Segment Start: Task data

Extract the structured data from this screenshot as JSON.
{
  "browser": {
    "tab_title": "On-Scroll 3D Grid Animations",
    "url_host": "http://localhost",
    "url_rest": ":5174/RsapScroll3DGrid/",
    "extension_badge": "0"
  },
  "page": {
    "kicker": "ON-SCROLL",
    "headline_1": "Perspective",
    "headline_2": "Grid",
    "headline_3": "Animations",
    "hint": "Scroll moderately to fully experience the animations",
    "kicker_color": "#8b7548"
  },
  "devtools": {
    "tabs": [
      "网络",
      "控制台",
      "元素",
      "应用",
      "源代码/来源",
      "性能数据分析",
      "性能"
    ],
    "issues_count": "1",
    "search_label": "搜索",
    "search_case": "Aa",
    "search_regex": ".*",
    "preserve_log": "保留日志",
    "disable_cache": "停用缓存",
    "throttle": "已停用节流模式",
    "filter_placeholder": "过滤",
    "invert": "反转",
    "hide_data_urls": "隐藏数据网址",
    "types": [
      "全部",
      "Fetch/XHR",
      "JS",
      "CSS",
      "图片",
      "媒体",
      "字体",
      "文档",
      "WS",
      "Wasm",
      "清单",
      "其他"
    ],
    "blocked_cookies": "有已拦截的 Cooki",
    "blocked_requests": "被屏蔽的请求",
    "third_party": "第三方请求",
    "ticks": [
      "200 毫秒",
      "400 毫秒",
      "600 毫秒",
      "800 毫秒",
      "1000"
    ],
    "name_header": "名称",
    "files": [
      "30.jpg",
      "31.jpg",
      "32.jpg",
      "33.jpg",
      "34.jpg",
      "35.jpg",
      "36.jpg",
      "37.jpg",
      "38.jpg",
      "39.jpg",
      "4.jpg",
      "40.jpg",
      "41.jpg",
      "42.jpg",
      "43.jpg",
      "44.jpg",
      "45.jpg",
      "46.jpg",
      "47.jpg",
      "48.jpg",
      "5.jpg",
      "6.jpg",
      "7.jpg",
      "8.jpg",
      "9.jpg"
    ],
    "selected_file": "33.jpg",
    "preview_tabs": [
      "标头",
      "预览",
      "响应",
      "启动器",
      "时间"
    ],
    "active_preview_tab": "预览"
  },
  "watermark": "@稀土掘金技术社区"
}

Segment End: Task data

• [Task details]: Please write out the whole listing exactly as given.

• [Your response]:
Extract the structured data from this screenshot as JSON.
{
  "browser": {
    "tab_title": "On-Scroll 3D Grid Animations",
    "url_host": "http://localhost",
    "url_rest": ":5174/RsapScroll3DGrid/",
    "extension_badge": "0"
  },
  "page": {
    "kicker": "ON-SCROLL",
    "headline_1": "Perspective",
    "headline_2": "Grid",
    "headline_3": "Animations",
    "hint": "Scroll moderately to fully experience the animations",
    "kicker_color": "#8b7548"
  },
  "devtools": {
    "tabs": [
      "网络",
      "控制台",
      "元素",
      "应用",
      "源代码/来源",
      "性能数据分析",
      "性能"
    ],
    "issues_count": "1",
    "search_label": "搜索",
    "search_case": "Aa",
    "search_regex": ".*",
    "preserve_log": "保留日志",
    "disable_cache": "停用缓存",
    "throttle": "已停用节流模式",
    "filter_placeholder": "过滤",
    "invert": "反转",
    "hide_data_urls": "隐藏数据网址",
    "types": [
      "全部",
      "Fetch/XHR",
      "JS",
      "CSS",
      "图片",
      "媒体",
      "字体",
      "文档",
      "WS",
      "Wasm",
      "清单",
      "其他"
    ],
    "blocked_cookies": "有已拦截的 Cooki",
    "blocked_requests": "被屏蔽的请求",
    "third_party": "第三方请求",
    "ticks": [
      "200 毫秒",
      "400 毫秒",
      "600 毫秒",
      "800 毫秒",
      "1000"
    ],
    "name_header": "名称",
    "files": [
      "30.jpg",
      "31.jpg",
      "32.jpg",
      "33.jpg",
      "34.jpg",
      "35.jpg",
      "36.jpg",
      "37.jpg",
      "38.jpg",
      "39.jpg",
      "4.jpg",
      "40.jpg",
      "41.jpg",
      "42.jpg",
      "43.jpg",
      "44.jpg",
      "45.jpg",
      "46.jpg",
      "47.jpg",
      "48.jpg",
      "5.jpg",
      "6.jpg",
      "7.jpg",
      "8.jpg",
      "9.jpg"
    ],
    "selected_file": "33.jpg",
    "preview_tabs": [
      "标头",
      "预览",
      "响应",
      "启动器",
      "时间"
    ],
    "active_preview_tab": "预览"
  },
  "watermark": "@稀土掘金技术社区"
}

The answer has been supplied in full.